“The truth is that the world, as Christians have known it for many centuries, has gone—gone and gone for good…gone so decisively, any simple return or reclamation is out of the question—Christian culture warring has been in vain” (p. 45).
“Everyone who is called by name, whom I created for my glory, whom I formed and made” (Isaiah 43:7, NIV 1984).
In Part 1 of this blog series, a search for the meaning of life was presented. That was due to observations of recent events suggesting a concern for humanity’s appreciation for life. In that search, a scientific basis for the meaning of life was presented, but then it was argued to be self-limiting. In contrast, a Christian worldview was presented, and a clearer meaning for why God created us was introduced. Simply, God created us for His glory. As I mentioned in Part 1, being informed that our existence is for some known or unknown God’s glory may instill negative emotions. However, the purpose of this blog is to grow in greater understanding of what it means to be created for God’s glory. To better understand that meaning, let us first look at the biblical meaning of the word “glory.”
“Jesus Christ is the same yesterday, today, and forever.” – Hebrews 13:8, NKJV
“While I was with them in the world, I kept them in Your name. Those whom You gave Me I have kept; and none of them is lost except the son of perdition, that the Scripture might be fulfilled” (John 17:12, NKJV).
I have a handful of patients every month who mention all the pain and brokenness around them when asked what prayer requests they have. Sometimes it’s directly in their lives, and sometimes they are just overwhelmed by all the hopeless stories on the news and the anger people have at each other over different things.
“…To Him belong glory and dominion forever and ever. Amen” (1 Peter 4:11, ESV).
Everywhere I go I carry a little brown NIV Bible. This particular Bible possesses significant sentimental value to our family. Firstly, it is the Bible my father used during my wife’s and my wedding. In between the pages are love notes from my wife, drawings from son, an ultrasound of my daughter, our wedding vows and other cherished memories that are all used as bookmarks. Furthermore, inside the cover is a note written by my father. This note details some of his emotions regarding his role as a first-time officiant of our wedding. Despite his fears, he found comfort in the fact that his role was ultimately “all about God.” In other words, it was a moment for God’s glory and our glorification of Him. That is the ultimate message that will be discussed in this blog series.
As you practice your faith, the words “follow the Lord” are often heard and shared.
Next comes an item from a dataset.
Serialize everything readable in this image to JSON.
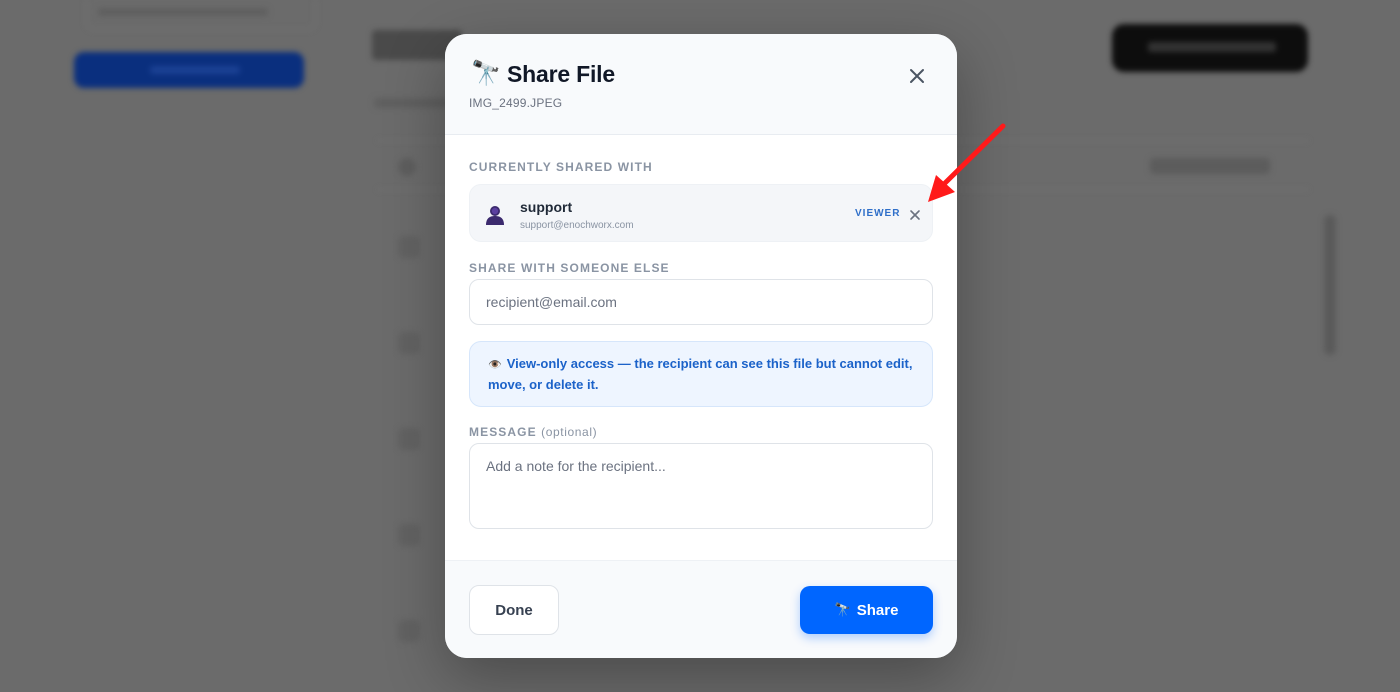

The direction of the Lord does not have a yellow brick road. The words are meant to send you to prayer and develop your sense of discernment. As a dentist, dozens of people will ask you to follow them. These requests are loud and clear and often do have a yellow brick path. Some follow their golden paths before them. God blesses each of us with guidance, and for some it is easy to determine the guidance because many of us in the dental profession can use wise counsel and success to guide our steps. There are roles in every community for successful dentists. I respect the best in my community and love all my colleagues for their shared commitment to excellence. The dangers of greed and ethical challenges are to be lifted up to the Lord likewise to turn our steps to bless those around us. We are guided by the Lord’s work in our hearts, often to avoid missteps as often as we discover blessings.
“For we have not an high priest which cannot be touched with the feeling of our infirmities; but was in all points tempted like as we are, yet without sin” (Hebrews 4:15, KJV).
Like most of my writings, much of what I have to say is me preaching to myself. Recently I have been struck by several encounters with patients who were either very irritated or irritating. Either way, what should our response be? When someone is being demanding or has unrealistic requests and is upset when we cannot fulfill them? Or maybe they are just plain rude? What do we do?